Requirement:
Your task is to work out how many lines in the data that follows hold "What" and to state that number alone.

========================

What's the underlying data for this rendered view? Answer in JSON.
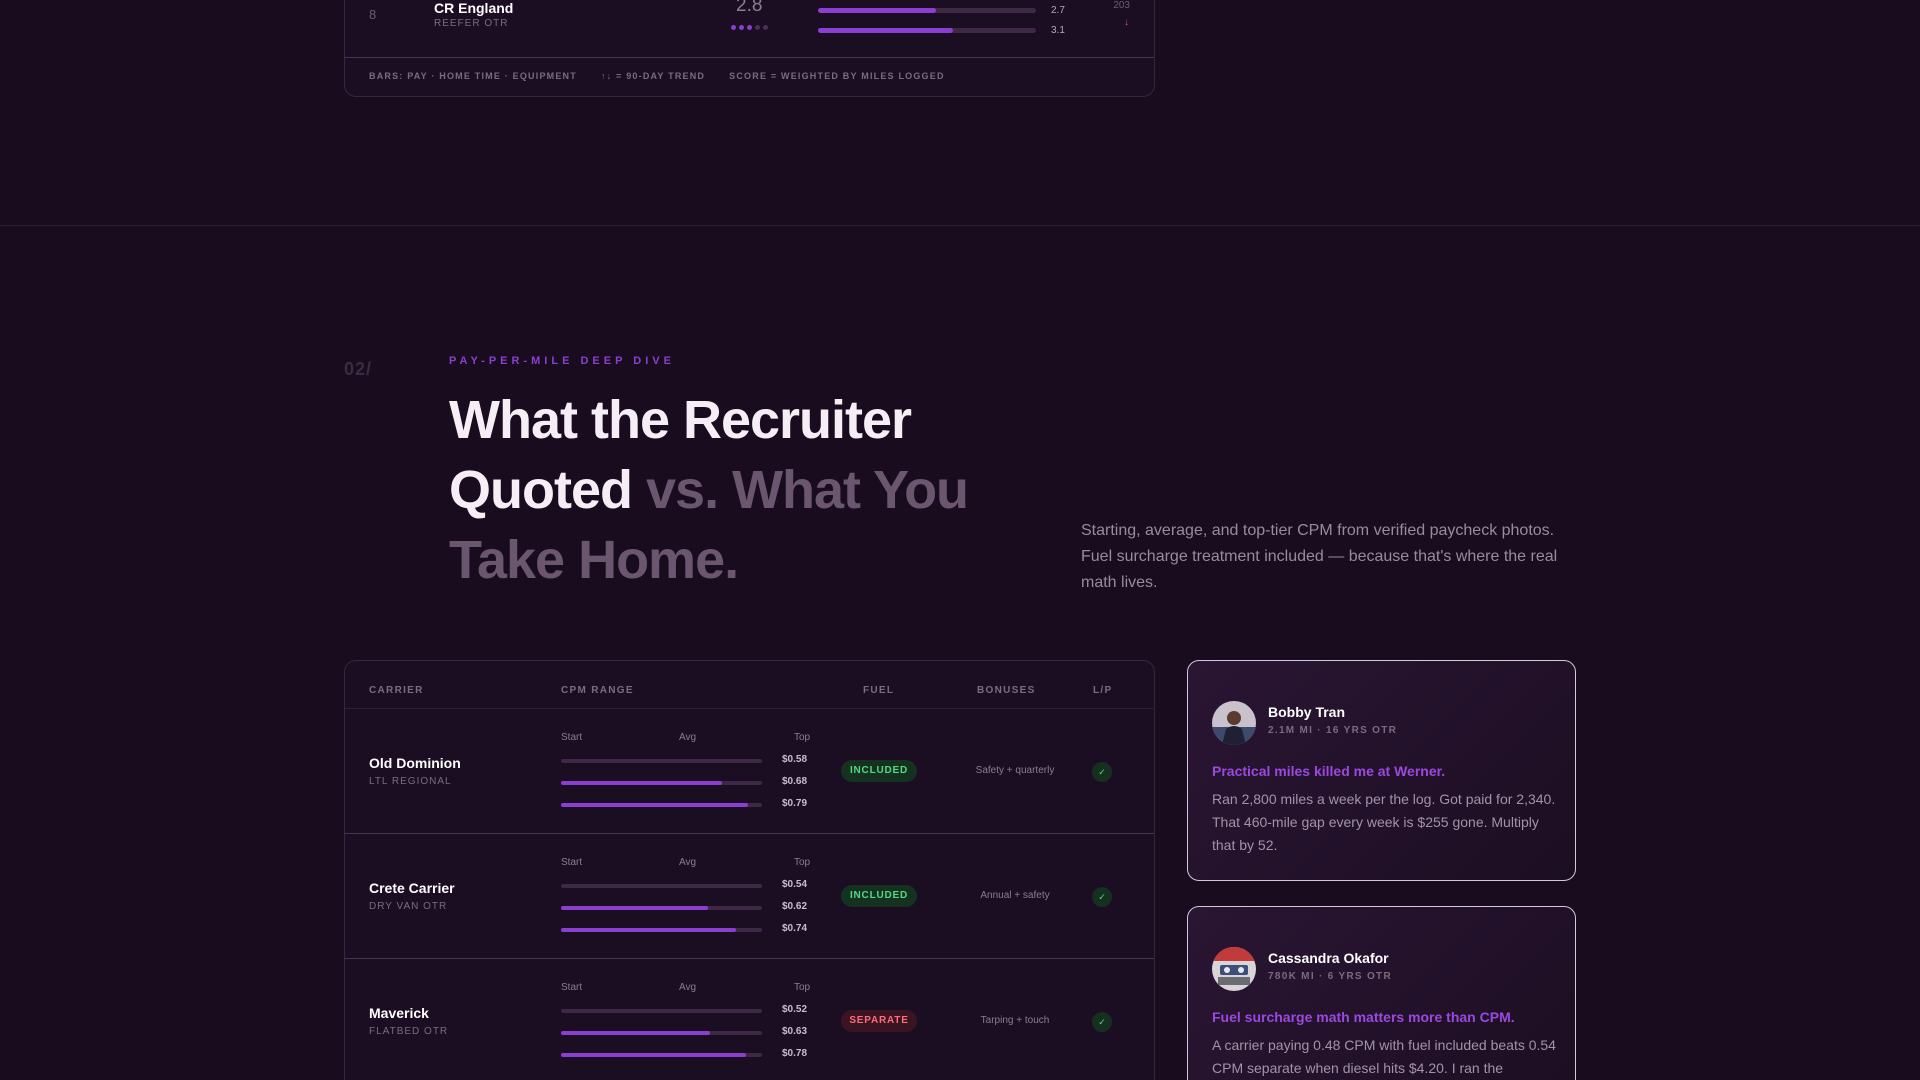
{
  "ranking": {
    "row": {
      "rank": "8",
      "name": "CR England",
      "type": "REEFER OTR",
      "score": "2.8",
      "score_dots": 3,
      "bars": [
        {
          "value": "2.7",
          "fraction": 0.54
        },
        {
          "value": "3.1",
          "fraction": 0.62
        }
      ],
      "miles": "203",
      "trend": "↓"
    },
    "legend": [
      "BARS: PAY · HOME TIME · EQUIPMENT",
      "↑↓ = 90-DAY TREND",
      "SCORE = WEIGHTED BY MILES LOGGED"
    ]
  },
  "section": {
    "number": "02/",
    "eyebrow": "PAY-PER-MILE DEEP DIVE",
    "title_strong": "What the Recruiter Quoted",
    "title_muted": "vs. What You Take Home.",
    "description": "Starting, average, and top-tier CPM from verified paycheck photos. Fuel surcharge treatment included — because that's where the real math lives."
  },
  "cpm_table": {
    "headers": {
      "carrier": "CARRIER",
      "cpm_range": "CPM RANGE",
      "fuel": "FUEL",
      "bonuses": "BONUSES",
      "lp": "L/P"
    },
    "mini_labels": {
      "start": "Start",
      "avg": "Avg",
      "top": "Top"
    },
    "rows": [
      {
        "name": "Old Dominion",
        "type": "LTL REGIONAL",
        "start": "$0.58",
        "avg": "$0.68",
        "top": "$0.79",
        "start_fill": 0.0,
        "avg_fill": 0.8,
        "top_fill": 0.93,
        "fuel": "INCLUDED",
        "fuel_status": "included",
        "bonus": "Safety + quarterly",
        "lp": "✓"
      },
      {
        "name": "Crete Carrier",
        "type": "DRY VAN OTR",
        "start": "$0.54",
        "avg": "$0.62",
        "top": "$0.74",
        "start_fill": 0.0,
        "avg_fill": 0.73,
        "top_fill": 0.87,
        "fuel": "INCLUDED",
        "fuel_status": "included",
        "bonus": "Annual + safety",
        "lp": "✓"
      },
      {
        "name": "Maverick",
        "type": "FLATBED OTR",
        "start": "$0.52",
        "avg": "$0.63",
        "top": "$0.78",
        "start_fill": 0.0,
        "avg_fill": 0.74,
        "top_fill": 0.92,
        "fuel": "SEPARATE",
        "fuel_status": "separate",
        "bonus": "Tarping + touch",
        "lp": "✓"
      }
    ]
  },
  "reviews": [
    {
      "name": "Bobby Tran",
      "meta": "2.1M MI · 16 YRS OTR",
      "title": "Practical miles killed me at Werner.",
      "body": "Ran 2,800 miles a week per the log. Got paid for 2,340. That 460-mile gap every week is $255 gone. Multiply that by 52."
    },
    {
      "name": "Cassandra Okafor",
      "meta": "780K MI · 6 YRS OTR",
      "title": "Fuel surcharge math matters more than CPM.",
      "body": "A carrier paying 0.48 CPM with fuel included beats 0.54 CPM separate when diesel hits $4.20. I ran the"
    }
  ],
  "colors": {
    "background": "#1a0c1f",
    "accent": "#8a3fd1",
    "included": "#54d982",
    "separate": "#ff6a7e"
  }
}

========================

Expected answer:
3